- **EXERCISE DETAILS**: Copy each line from the listing below where the word "Digital" shows up.

- **INPUT**:
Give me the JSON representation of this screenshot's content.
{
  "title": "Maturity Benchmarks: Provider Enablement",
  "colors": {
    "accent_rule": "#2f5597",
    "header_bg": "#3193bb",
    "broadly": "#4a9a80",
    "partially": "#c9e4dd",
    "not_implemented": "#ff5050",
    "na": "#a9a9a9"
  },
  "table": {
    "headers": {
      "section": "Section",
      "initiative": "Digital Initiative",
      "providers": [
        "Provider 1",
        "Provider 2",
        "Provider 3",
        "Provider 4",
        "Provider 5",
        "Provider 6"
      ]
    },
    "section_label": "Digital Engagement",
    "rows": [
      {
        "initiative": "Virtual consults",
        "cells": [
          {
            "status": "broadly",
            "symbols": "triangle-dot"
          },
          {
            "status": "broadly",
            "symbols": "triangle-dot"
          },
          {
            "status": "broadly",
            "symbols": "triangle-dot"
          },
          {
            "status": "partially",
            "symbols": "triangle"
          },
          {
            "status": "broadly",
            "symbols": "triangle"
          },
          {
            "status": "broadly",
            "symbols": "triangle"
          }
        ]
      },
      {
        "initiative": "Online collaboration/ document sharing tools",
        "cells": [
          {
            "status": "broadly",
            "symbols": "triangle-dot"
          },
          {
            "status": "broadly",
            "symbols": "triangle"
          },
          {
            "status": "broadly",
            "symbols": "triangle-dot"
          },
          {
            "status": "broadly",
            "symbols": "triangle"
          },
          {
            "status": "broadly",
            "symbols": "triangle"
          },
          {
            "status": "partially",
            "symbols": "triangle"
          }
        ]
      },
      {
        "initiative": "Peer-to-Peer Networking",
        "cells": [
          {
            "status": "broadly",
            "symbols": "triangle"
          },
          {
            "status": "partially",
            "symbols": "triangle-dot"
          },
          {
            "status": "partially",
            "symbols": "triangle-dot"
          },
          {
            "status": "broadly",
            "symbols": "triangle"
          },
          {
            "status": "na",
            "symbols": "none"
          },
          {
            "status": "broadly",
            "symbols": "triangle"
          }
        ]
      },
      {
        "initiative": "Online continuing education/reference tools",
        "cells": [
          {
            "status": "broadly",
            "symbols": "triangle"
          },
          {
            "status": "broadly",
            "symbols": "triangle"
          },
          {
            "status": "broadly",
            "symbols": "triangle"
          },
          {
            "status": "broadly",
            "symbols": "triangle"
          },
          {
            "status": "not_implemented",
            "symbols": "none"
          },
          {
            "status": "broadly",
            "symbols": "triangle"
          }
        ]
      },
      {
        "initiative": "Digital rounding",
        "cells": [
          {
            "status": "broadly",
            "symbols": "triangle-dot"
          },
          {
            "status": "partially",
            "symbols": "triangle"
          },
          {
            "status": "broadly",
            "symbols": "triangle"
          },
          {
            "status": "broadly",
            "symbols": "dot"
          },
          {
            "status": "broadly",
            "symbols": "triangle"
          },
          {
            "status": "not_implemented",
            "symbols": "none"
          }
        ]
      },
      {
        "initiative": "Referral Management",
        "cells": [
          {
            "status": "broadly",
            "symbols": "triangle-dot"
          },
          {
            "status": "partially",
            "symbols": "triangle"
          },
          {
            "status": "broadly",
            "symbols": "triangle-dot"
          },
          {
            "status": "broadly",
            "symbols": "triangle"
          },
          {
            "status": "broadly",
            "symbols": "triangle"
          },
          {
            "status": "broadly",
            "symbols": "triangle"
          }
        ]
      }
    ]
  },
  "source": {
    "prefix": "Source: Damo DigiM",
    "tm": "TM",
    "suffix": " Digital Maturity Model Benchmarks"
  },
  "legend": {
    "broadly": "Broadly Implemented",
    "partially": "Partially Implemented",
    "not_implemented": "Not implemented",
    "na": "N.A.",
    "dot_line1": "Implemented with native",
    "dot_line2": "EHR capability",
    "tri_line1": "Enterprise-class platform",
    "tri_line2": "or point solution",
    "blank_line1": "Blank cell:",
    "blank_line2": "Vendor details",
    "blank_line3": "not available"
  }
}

- **RESULT OF THIS TASK**:
      "initiative": "Digital Initiative",
    "section_label": "Digital Engagement",
        "initiative": "Digital rounding",
    "suffix": " Digital Maturity Model Benchmarks"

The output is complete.